**MATERIAL FOR THIS TASK:**
..........
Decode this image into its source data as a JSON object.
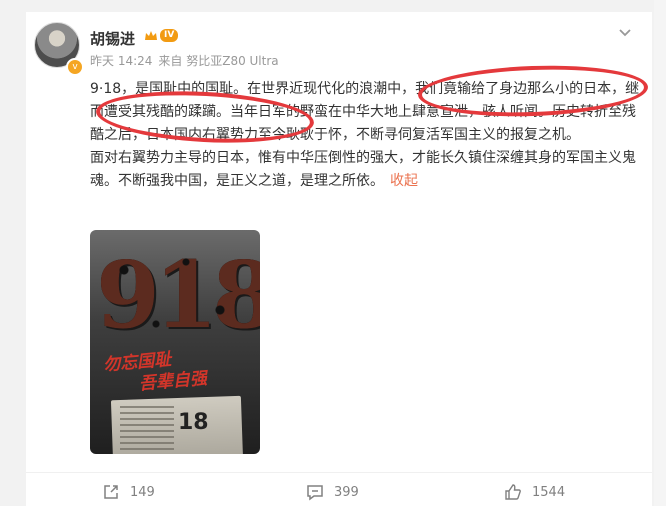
{
  "post": {
    "author": "胡锡进",
    "vip_level": "IV",
    "meta": {
      "time": "昨天 14:24",
      "source": "来自 努比亚Z80 Ultra"
    },
    "paragraphs": [
      "9·18，是国耻中的国耻。在世界近现代化的浪潮中，我们竟输给了身边那么小的日本，继而遭受其残酷的蹂躏。当年日军的野蛮在中华大地上肆意宣泄，骇人听闻。历史转折至残酷之后，日本国内右翼势力至今耿耿于怀，不断寻伺复活军国主义的报复之机。",
      "面对右翼势力主导的日本，惟有中华压倒性的强大，才能长久镇住深缠其身的军国主义鬼魂。不断强我中国，是正义之道，是理之所依。"
    ],
    "collapse_label": "收起",
    "image": {
      "big_number": "918",
      "slogan_line1": "勿忘国耻",
      "slogan_line2": "吾辈自强",
      "paper_date": "18"
    },
    "actions": {
      "share_count": "149",
      "comment_count": "399",
      "like_count": "1544"
    }
  },
  "colors": {
    "highlight_ellipse": "#e4393c",
    "link": "#eb7350",
    "vip": "#f29b12"
  }
}
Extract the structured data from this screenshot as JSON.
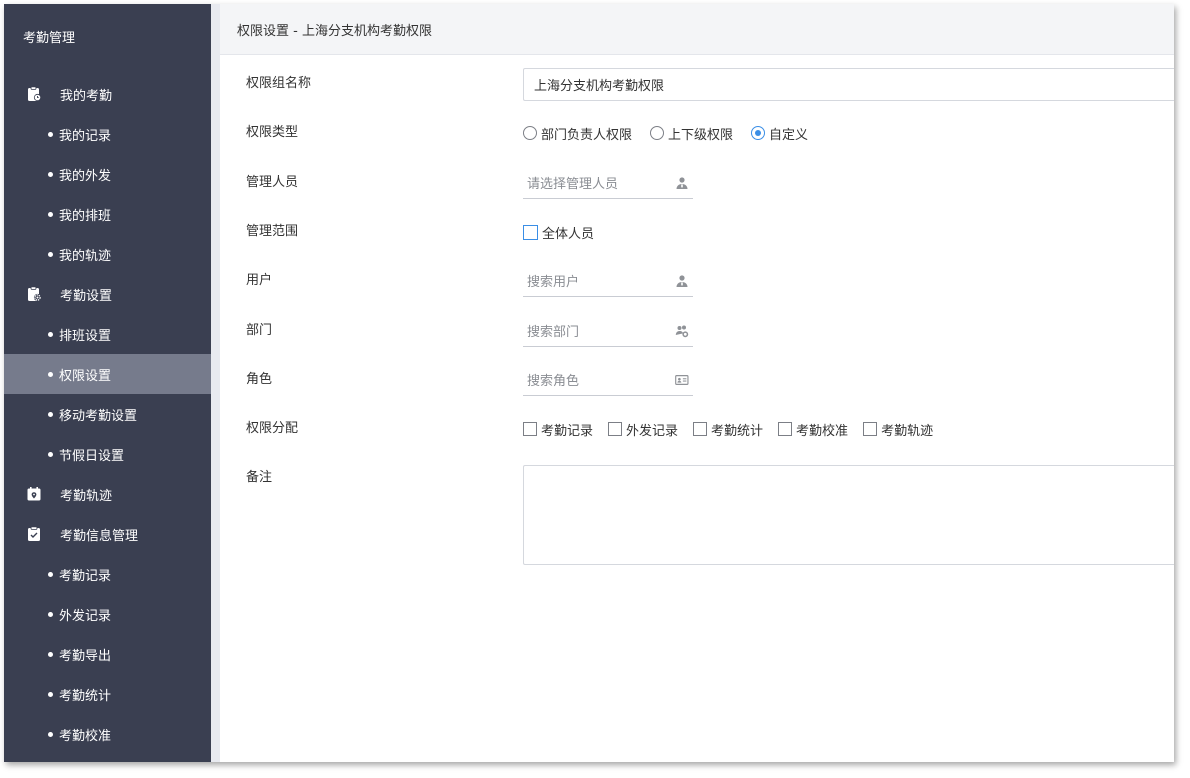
{
  "sidebar": {
    "title": "考勤管理",
    "items": [
      {
        "type": "group",
        "label": "我的考勤",
        "icon": "clipboard-clock-icon"
      },
      {
        "type": "sub",
        "label": "我的记录"
      },
      {
        "type": "sub",
        "label": "我的外发"
      },
      {
        "type": "sub",
        "label": "我的排班"
      },
      {
        "type": "sub",
        "label": "我的轨迹"
      },
      {
        "type": "group",
        "label": "考勤设置",
        "icon": "clipboard-gear-icon"
      },
      {
        "type": "sub",
        "label": "排班设置"
      },
      {
        "type": "sub",
        "label": "权限设置",
        "active": true
      },
      {
        "type": "sub",
        "label": "移动考勤设置"
      },
      {
        "type": "sub",
        "label": "节假日设置"
      },
      {
        "type": "group",
        "label": "考勤轨迹",
        "icon": "calendar-location-icon"
      },
      {
        "type": "group",
        "label": "考勤信息管理",
        "icon": "clipboard-check-icon"
      },
      {
        "type": "sub",
        "label": "考勤记录"
      },
      {
        "type": "sub",
        "label": "外发记录"
      },
      {
        "type": "sub",
        "label": "考勤导出"
      },
      {
        "type": "sub",
        "label": "考勤统计"
      },
      {
        "type": "sub",
        "label": "考勤校准"
      }
    ]
  },
  "header": {
    "title": "权限设置 - 上海分支机构考勤权限"
  },
  "form": {
    "group_name": {
      "label": "权限组名称",
      "value": "上海分支机构考勤权限"
    },
    "perm_type": {
      "label": "权限类型",
      "options": [
        {
          "label": "部门负责人权限",
          "checked": false
        },
        {
          "label": "上下级权限",
          "checked": false
        },
        {
          "label": "自定义",
          "checked": true
        }
      ]
    },
    "managers": {
      "label": "管理人员",
      "placeholder": "请选择管理人员",
      "icon": "user-icon"
    },
    "scope": {
      "label": "管理范围",
      "checkbox_label": "全体人员",
      "checked": false
    },
    "users": {
      "label": "用户",
      "placeholder": "搜索用户",
      "icon": "user-icon"
    },
    "departments": {
      "label": "部门",
      "placeholder": "搜索部门",
      "icon": "group-icon"
    },
    "roles": {
      "label": "角色",
      "placeholder": "搜索角色",
      "icon": "id-card-icon"
    },
    "allocation": {
      "label": "权限分配",
      "options": [
        {
          "label": "考勤记录",
          "checked": false
        },
        {
          "label": "外发记录",
          "checked": false
        },
        {
          "label": "考勤统计",
          "checked": false
        },
        {
          "label": "考勤校准",
          "checked": false
        },
        {
          "label": "考勤轨迹",
          "checked": false
        }
      ]
    },
    "remark": {
      "label": "备注",
      "value": ""
    }
  },
  "colors": {
    "sidebar_bg": "#3a3f51",
    "sidebar_active": "#767b8c",
    "accent": "#3a8ee6"
  }
}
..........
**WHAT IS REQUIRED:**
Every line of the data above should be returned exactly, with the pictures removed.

**WRITTEN SOLUTION:**
Decode this image into its source data as a JSON object.
{
  "post": {
    "author": "胡锡进",
    "vip_level": "IV",
    "meta": {
      "time": "昨天 14:24",
      "source": "来自 努比亚Z80 Ultra"
    },
    "paragraphs": [
      "9·18，是国耻中的国耻。在世界近现代化的浪潮中，我们竟输给了身边那么小的日本，继而遭受其残酷的蹂躏。当年日军的野蛮在中华大地上肆意宣泄，骇人听闻。历史转折至残酷之后，日本国内右翼势力至今耿耿于怀，不断寻伺复活军国主义的报复之机。",
      "面对右翼势力主导的日本，惟有中华压倒性的强大，才能长久镇住深缠其身的军国主义鬼魂。不断强我中国，是正义之道，是理之所依。"
    ],
    "collapse_label": "收起",
    "image": {
      "big_number": "918",
      "slogan_line1": "勿忘国耻",
      "slogan_line2": "吾辈自强",
      "paper_date": "18"
    },
    "actions": {
      "share_count": "149",
      "comment_count": "399",
      "like_count": "1544"
    }
  },
  "colors": {
    "highlight_ellipse": "#e4393c",
    "link": "#eb7350",
    "vip": "#f29b12"
  }
}
Extract the structured data from this screenshot as JSON.
{
  "sidebar": {
    "title": "考勤管理",
    "items": [
      {
        "type": "group",
        "label": "我的考勤",
        "icon": "clipboard-clock-icon"
      },
      {
        "type": "sub",
        "label": "我的记录"
      },
      {
        "type": "sub",
        "label": "我的外发"
      },
      {
        "type": "sub",
        "label": "我的排班"
      },
      {
        "type": "sub",
        "label": "我的轨迹"
      },
      {
        "type": "group",
        "label": "考勤设置",
        "icon": "clipboard-gear-icon"
      },
      {
        "type": "sub",
        "label": "排班设置"
      },
      {
        "type": "sub",
        "label": "权限设置",
        "active": true
      },
      {
        "type": "sub",
        "label": "移动考勤设置"
      },
      {
        "type": "sub",
        "label": "节假日设置"
      },
      {
        "type": "group",
        "label": "考勤轨迹",
        "icon": "calendar-location-icon"
      },
      {
        "type": "group",
        "label": "考勤信息管理",
        "icon": "clipboard-check-icon"
      },
      {
        "type": "sub",
        "label": "考勤记录"
      },
      {
        "type": "sub",
        "label": "外发记录"
      },
      {
        "type": "sub",
        "label": "考勤导出"
      },
      {
        "type": "sub",
        "label": "考勤统计"
      },
      {
        "type": "sub",
        "label": "考勤校准"
      }
    ]
  },
  "header": {
    "title": "权限设置 - 上海分支机构考勤权限"
  },
  "form": {
    "group_name": {
      "label": "权限组名称",
      "value": "上海分支机构考勤权限"
    },
    "perm_type": {
      "label": "权限类型",
      "options": [
        {
          "label": "部门负责人权限",
          "checked": false
        },
        {
          "label": "上下级权限",
          "checked": false
        },
        {
          "label": "自定义",
          "checked": true
        }
      ]
    },
    "managers": {
      "label": "管理人员",
      "placeholder": "请选择管理人员",
      "icon": "user-icon"
    },
    "scope": {
      "label": "管理范围",
      "checkbox_label": "全体人员",
      "checked": false
    },
    "users": {
      "label": "用户",
      "placeholder": "搜索用户",
      "icon": "user-icon"
    },
    "departments": {
      "label": "部门",
      "placeholder": "搜索部门",
      "icon": "group-icon"
    },
    "roles": {
      "label": "角色",
      "placeholder": "搜索角色",
      "icon": "id-card-icon"
    },
    "allocation": {
      "label": "权限分配",
      "options": [
        {
          "label": "考勤记录",
          "checked": false
        },
        {
          "label": "外发记录",
          "checked": false
        },
        {
          "label": "考勤统计",
          "checked": false
        },
        {
          "label": "考勤校准",
          "checked": false
        },
        {
          "label": "考勤轨迹",
          "checked": false
        }
      ]
    },
    "remark": {
      "label": "备注",
      "value": ""
    }
  },
  "colors": {
    "sidebar_bg": "#3a3f51",
    "sidebar_active": "#767b8c",
    "accent": "#3a8ee6"
  }
}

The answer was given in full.